I own a Model 3 Performance for 3 months and 2,100 miles: Highs) 1)The car is just plain Awesome!!! electric cars are so easy to drive once you migrate your muscle memory 2)For its small size and I am 6 feet tall , it’s always comfortable even more than my Genesis G80 , which is a way bigger & wider vehicle (steeper roofline) 2) The car blows almost everything under the sun out of the water in acceleration , braking, and handling for only $65k it can keep up with any true sports car yet room for 3 passengers and a more useable trunk than a Porsche 3) the radio is excellent 4) the cost to daily drive is amazingly 15% the cost of my gasoline cars Lows) The delivery process was a nightmare 2) The ordering process was easy but trying to find out about my car from anyone was futile throughout 90% of the process 2) I had to change specs to get the car I wanted last year cos the white interior was rare in my specifications 4) I had to deal with about 8 different people thru, TESLA corporate, local ,and the delivery team in Las… Read more »
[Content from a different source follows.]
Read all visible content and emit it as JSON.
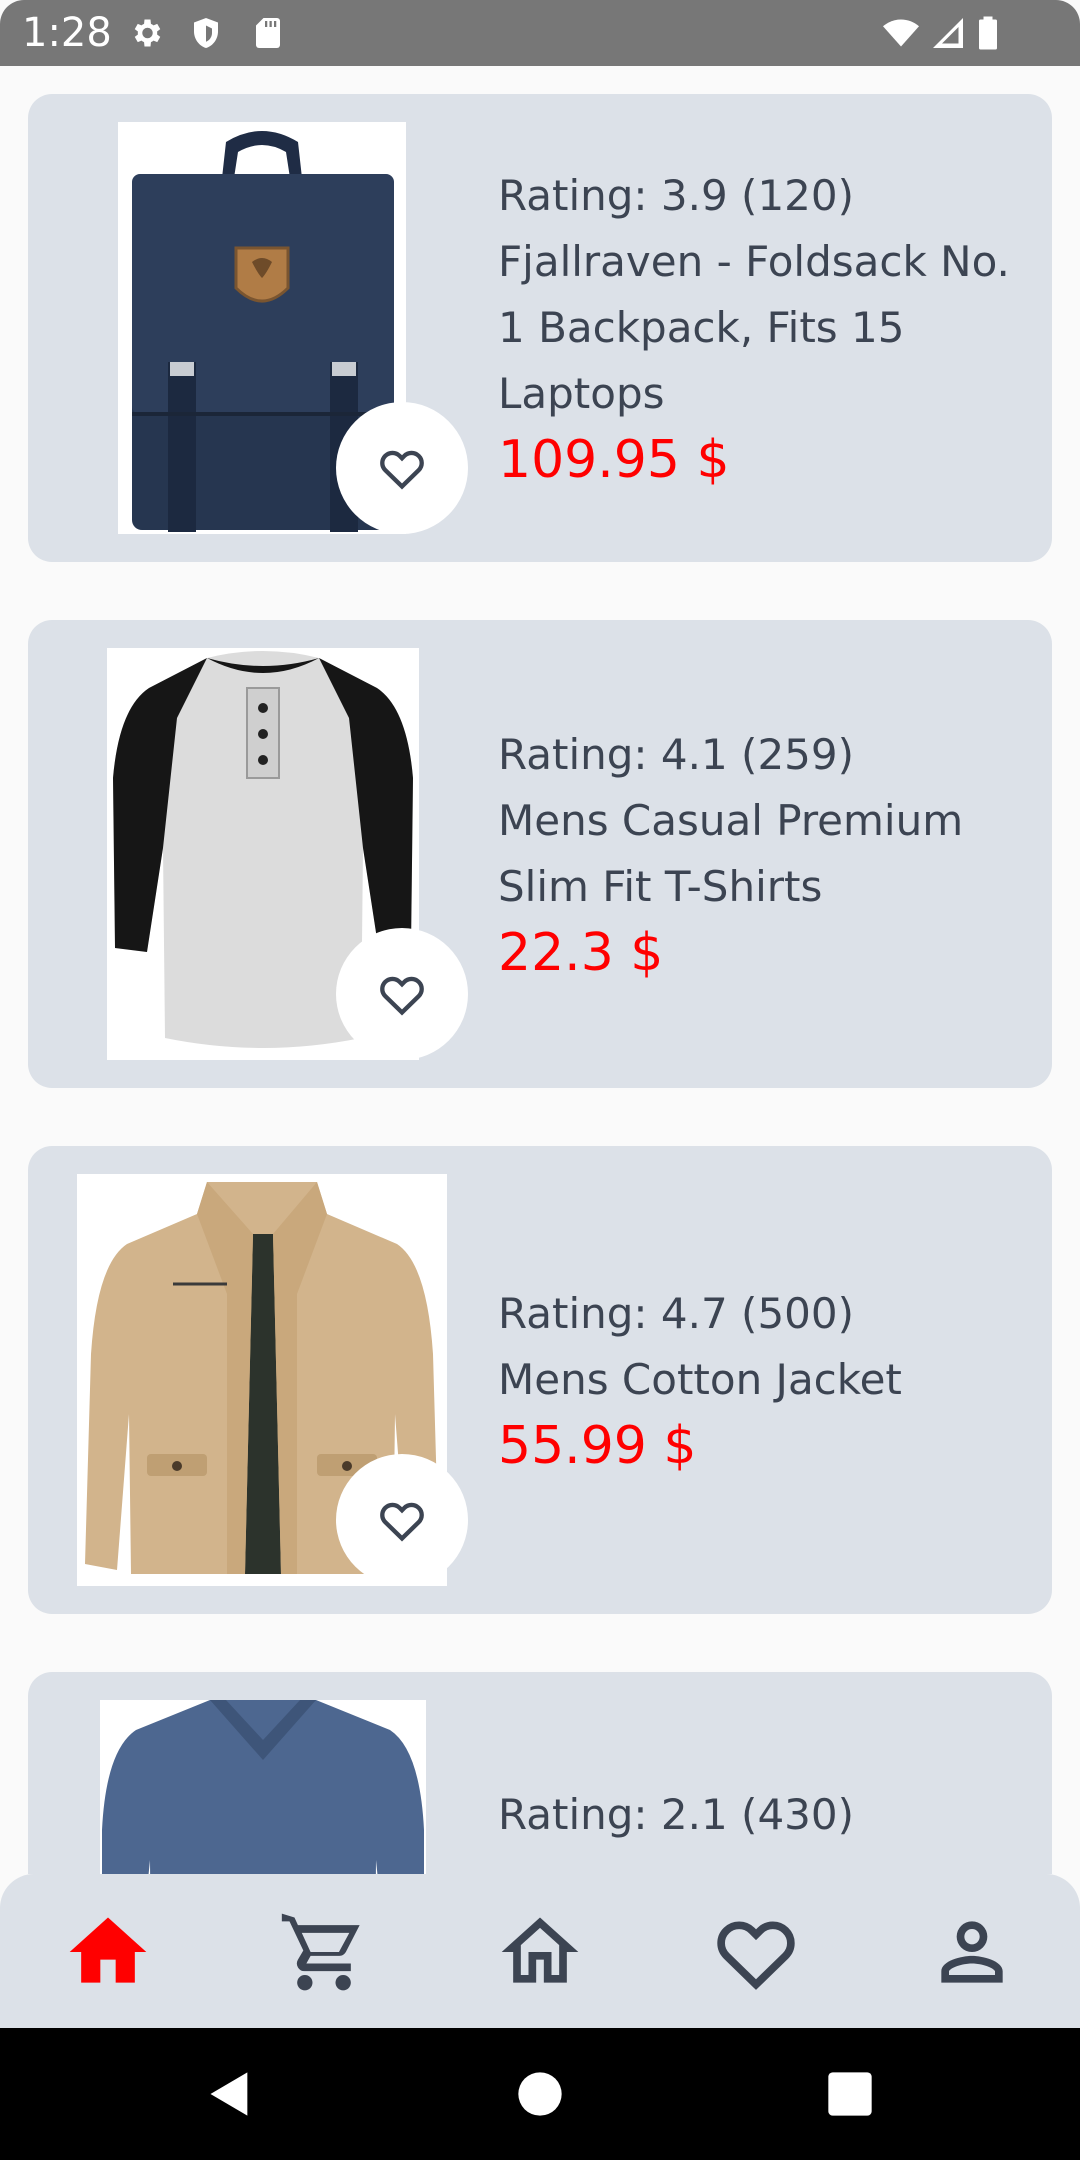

Wow misleading title. Should be, “What I did to cause issues with my Tesla”. Other than a few very minor paint imperfections and one slight alignment issues with the chrome on the door which were fixed by service and additional scratches by a body shop Tesla service used which were also repaired, the “issues” and all costs described were all the result of actions by the author. Aftermarket wheels that were not fit and suspension issues after someone ran the car off the road. The author kind of says that this was the case at the end of the video bug concludes if you want a perfect car don’t buy a Tesla? I think Tesla could do a much better job with QC before handing cars to owners. Most manufacturers have a facility at their import port or have issues addressed by their dealers which avoids damage to their reputation. Tesla skips this step and we get these videos.

For comparison, he should buy a Mercedes and run it off the road and destroy it too, and see how much more expensive it would be to fix the damage he caused.

So… paint issues? When I read the title I thought “issues with this car” would be more something more. Everything else in the video doesn’t seem to be actually related to the specific car.

True innovation brings issues?
Assembling panels correctly and lay good quality paint has little to do with innovation. Personally, I find it unacceptable in a 70k+ car. Just sloppy